● **Exercise instructions**: Repeat each record below exactly, dropping the pictures.
** Data for this exercise follows **
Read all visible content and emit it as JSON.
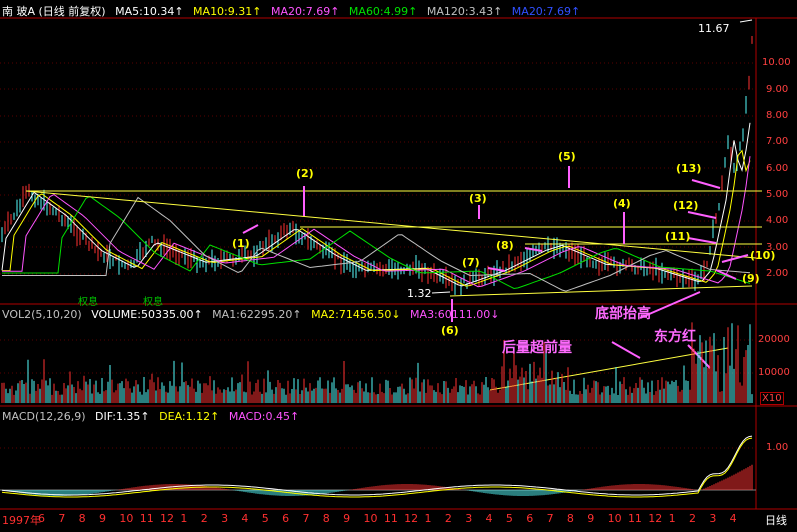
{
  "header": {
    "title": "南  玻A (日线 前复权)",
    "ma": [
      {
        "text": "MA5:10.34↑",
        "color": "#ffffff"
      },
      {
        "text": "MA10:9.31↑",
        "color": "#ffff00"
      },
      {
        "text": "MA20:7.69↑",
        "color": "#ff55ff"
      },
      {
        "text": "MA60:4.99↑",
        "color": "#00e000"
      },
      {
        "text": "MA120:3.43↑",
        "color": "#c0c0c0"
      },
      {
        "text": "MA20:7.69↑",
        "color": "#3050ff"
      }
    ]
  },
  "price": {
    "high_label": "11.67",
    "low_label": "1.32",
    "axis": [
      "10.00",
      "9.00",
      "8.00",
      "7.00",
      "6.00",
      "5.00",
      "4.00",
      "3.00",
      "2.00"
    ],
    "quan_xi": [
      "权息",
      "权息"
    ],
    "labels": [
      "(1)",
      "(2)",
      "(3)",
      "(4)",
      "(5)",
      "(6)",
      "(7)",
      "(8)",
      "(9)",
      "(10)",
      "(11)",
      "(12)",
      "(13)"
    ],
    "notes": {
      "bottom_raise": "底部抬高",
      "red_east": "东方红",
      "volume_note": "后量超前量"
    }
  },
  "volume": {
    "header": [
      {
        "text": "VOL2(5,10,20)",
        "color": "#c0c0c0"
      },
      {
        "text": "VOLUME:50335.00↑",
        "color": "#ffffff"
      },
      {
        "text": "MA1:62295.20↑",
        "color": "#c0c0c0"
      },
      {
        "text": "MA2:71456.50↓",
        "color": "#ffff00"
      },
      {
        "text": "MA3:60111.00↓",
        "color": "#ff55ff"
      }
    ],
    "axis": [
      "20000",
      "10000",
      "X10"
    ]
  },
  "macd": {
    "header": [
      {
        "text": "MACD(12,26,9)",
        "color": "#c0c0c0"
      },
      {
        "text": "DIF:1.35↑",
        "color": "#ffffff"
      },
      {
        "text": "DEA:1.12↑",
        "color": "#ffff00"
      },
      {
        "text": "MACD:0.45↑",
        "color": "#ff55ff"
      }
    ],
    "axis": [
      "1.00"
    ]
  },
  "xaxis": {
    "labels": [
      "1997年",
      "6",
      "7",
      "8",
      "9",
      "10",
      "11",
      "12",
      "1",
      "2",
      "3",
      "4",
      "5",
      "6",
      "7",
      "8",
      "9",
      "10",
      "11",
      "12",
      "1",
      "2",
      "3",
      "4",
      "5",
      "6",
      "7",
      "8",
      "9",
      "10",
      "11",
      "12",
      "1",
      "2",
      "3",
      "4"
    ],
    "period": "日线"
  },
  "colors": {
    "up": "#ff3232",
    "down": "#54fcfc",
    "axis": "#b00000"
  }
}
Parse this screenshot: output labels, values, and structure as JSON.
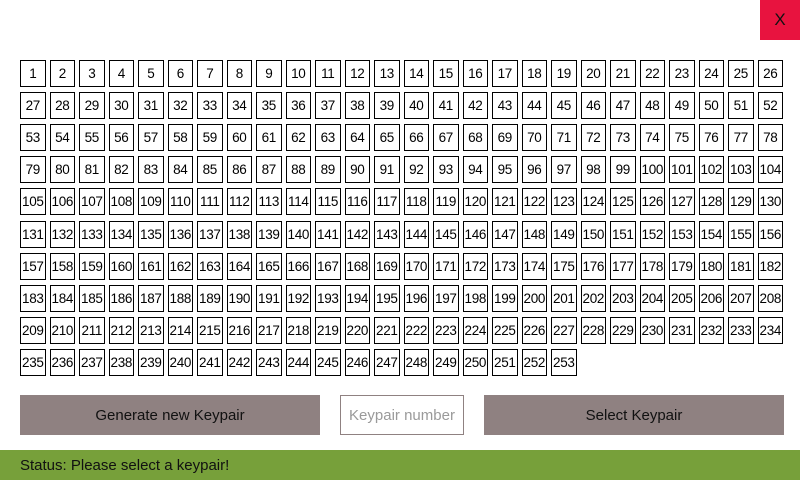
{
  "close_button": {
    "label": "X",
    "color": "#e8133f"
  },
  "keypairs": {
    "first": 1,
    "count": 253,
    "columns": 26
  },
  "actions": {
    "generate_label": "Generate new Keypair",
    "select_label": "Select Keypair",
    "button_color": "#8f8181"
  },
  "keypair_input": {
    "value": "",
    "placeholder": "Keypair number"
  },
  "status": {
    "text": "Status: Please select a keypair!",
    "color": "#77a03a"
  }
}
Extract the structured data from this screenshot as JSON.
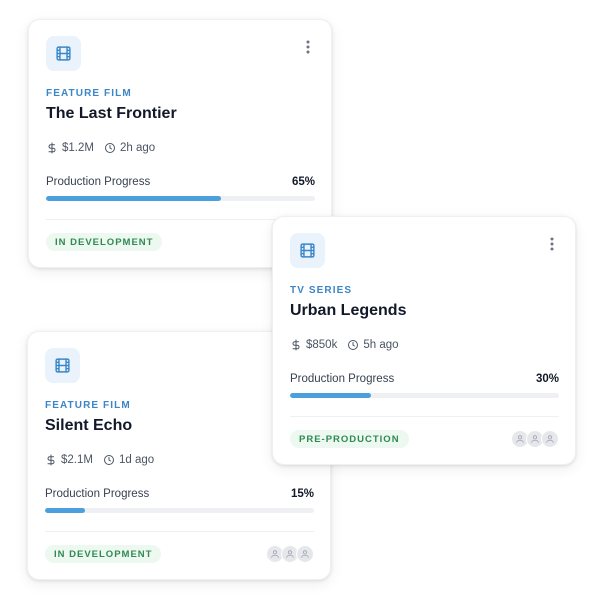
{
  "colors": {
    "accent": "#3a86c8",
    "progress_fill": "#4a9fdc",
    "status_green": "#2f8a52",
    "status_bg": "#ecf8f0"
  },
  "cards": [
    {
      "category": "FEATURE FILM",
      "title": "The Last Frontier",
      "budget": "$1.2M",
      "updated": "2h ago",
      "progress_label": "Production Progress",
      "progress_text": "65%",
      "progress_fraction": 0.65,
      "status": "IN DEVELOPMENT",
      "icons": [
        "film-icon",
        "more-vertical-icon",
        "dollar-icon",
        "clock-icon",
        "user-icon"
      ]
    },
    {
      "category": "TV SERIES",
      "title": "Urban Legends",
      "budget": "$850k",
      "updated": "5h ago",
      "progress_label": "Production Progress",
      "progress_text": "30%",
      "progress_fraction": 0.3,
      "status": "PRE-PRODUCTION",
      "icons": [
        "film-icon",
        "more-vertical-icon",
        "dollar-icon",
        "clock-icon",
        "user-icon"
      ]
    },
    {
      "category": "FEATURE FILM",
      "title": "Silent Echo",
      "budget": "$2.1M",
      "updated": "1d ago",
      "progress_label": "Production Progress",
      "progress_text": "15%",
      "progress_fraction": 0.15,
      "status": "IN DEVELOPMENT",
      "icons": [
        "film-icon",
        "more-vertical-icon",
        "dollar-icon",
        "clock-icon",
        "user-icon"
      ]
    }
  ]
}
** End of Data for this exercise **
● **Answer area**:
Read all visible content and emit it as JSON.
{
  "header": {
    "title": "南  玻A (日线 前复权)",
    "ma": [
      {
        "text": "MA5:10.34↑",
        "color": "#ffffff"
      },
      {
        "text": "MA10:9.31↑",
        "color": "#ffff00"
      },
      {
        "text": "MA20:7.69↑",
        "color": "#ff55ff"
      },
      {
        "text": "MA60:4.99↑",
        "color": "#00e000"
      },
      {
        "text": "MA120:3.43↑",
        "color": "#c0c0c0"
      },
      {
        "text": "MA20:7.69↑",
        "color": "#3050ff"
      }
    ]
  },
  "price": {
    "high_label": "11.67",
    "low_label": "1.32",
    "axis": [
      "10.00",
      "9.00",
      "8.00",
      "7.00",
      "6.00",
      "5.00",
      "4.00",
      "3.00",
      "2.00"
    ],
    "quan_xi": [
      "权息",
      "权息"
    ],
    "labels": [
      "(1)",
      "(2)",
      "(3)",
      "(4)",
      "(5)",
      "(6)",
      "(7)",
      "(8)",
      "(9)",
      "(10)",
      "(11)",
      "(12)",
      "(13)"
    ],
    "notes": {
      "bottom_raise": "底部抬高",
      "red_east": "东方红",
      "volume_note": "后量超前量"
    }
  },
  "volume": {
    "header": [
      {
        "text": "VOL2(5,10,20)",
        "color": "#c0c0c0"
      },
      {
        "text": "VOLUME:50335.00↑",
        "color": "#ffffff"
      },
      {
        "text": "MA1:62295.20↑",
        "color": "#c0c0c0"
      },
      {
        "text": "MA2:71456.50↓",
        "color": "#ffff00"
      },
      {
        "text": "MA3:60111.00↓",
        "color": "#ff55ff"
      }
    ],
    "axis": [
      "20000",
      "10000",
      "X10"
    ]
  },
  "macd": {
    "header": [
      {
        "text": "MACD(12,26,9)",
        "color": "#c0c0c0"
      },
      {
        "text": "DIF:1.35↑",
        "color": "#ffffff"
      },
      {
        "text": "DEA:1.12↑",
        "color": "#ffff00"
      },
      {
        "text": "MACD:0.45↑",
        "color": "#ff55ff"
      }
    ],
    "axis": [
      "1.00"
    ]
  },
  "xaxis": {
    "labels": [
      "1997年",
      "6",
      "7",
      "8",
      "9",
      "10",
      "11",
      "12",
      "1",
      "2",
      "3",
      "4",
      "5",
      "6",
      "7",
      "8",
      "9",
      "10",
      "11",
      "12",
      "1",
      "2",
      "3",
      "4",
      "5",
      "6",
      "7",
      "8",
      "9",
      "10",
      "11",
      "12",
      "1",
      "2",
      "3",
      "4"
    ],
    "period": "日线"
  },
  "colors": {
    "up": "#ff3232",
    "down": "#54fcfc",
    "axis": "#b00000"
  }
}
Parse this screenshot: output labels, values, and structure as JSON.
{
  "close_button": {
    "label": "X",
    "color": "#e8133f"
  },
  "keypairs": {
    "first": 1,
    "count": 253,
    "columns": 26
  },
  "actions": {
    "generate_label": "Generate new Keypair",
    "select_label": "Select Keypair",
    "button_color": "#8f8181"
  },
  "keypair_input": {
    "value": "",
    "placeholder": "Keypair number"
  },
  "status": {
    "text": "Status: Please select a keypair!",
    "color": "#77a03a"
  }
}
Extract the structured data from this screenshot as JSON.
{
  "colors": {
    "accent": "#3a86c8",
    "progress_fill": "#4a9fdc",
    "status_green": "#2f8a52",
    "status_bg": "#ecf8f0"
  },
  "cards": [
    {
      "category": "FEATURE FILM",
      "title": "The Last Frontier",
      "budget": "$1.2M",
      "updated": "2h ago",
      "progress_label": "Production Progress",
      "progress_text": "65%",
      "progress_fraction": 0.65,
      "status": "IN DEVELOPMENT",
      "icons": [
        "film-icon",
        "more-vertical-icon",
        "dollar-icon",
        "clock-icon",
        "user-icon"
      ]
    },
    {
      "category": "TV SERIES",
      "title": "Urban Legends",
      "budget": "$850k",
      "updated": "5h ago",
      "progress_label": "Production Progress",
      "progress_text": "30%",
      "progress_fraction": 0.3,
      "status": "PRE-PRODUCTION",
      "icons": [
        "film-icon",
        "more-vertical-icon",
        "dollar-icon",
        "clock-icon",
        "user-icon"
      ]
    },
    {
      "category": "FEATURE FILM",
      "title": "Silent Echo",
      "budget": "$2.1M",
      "updated": "1d ago",
      "progress_label": "Production Progress",
      "progress_text": "15%",
      "progress_fraction": 0.15,
      "status": "IN DEVELOPMENT",
      "icons": [
        "film-icon",
        "more-vertical-icon",
        "dollar-icon",
        "clock-icon",
        "user-icon"
      ]
    }
  ]
}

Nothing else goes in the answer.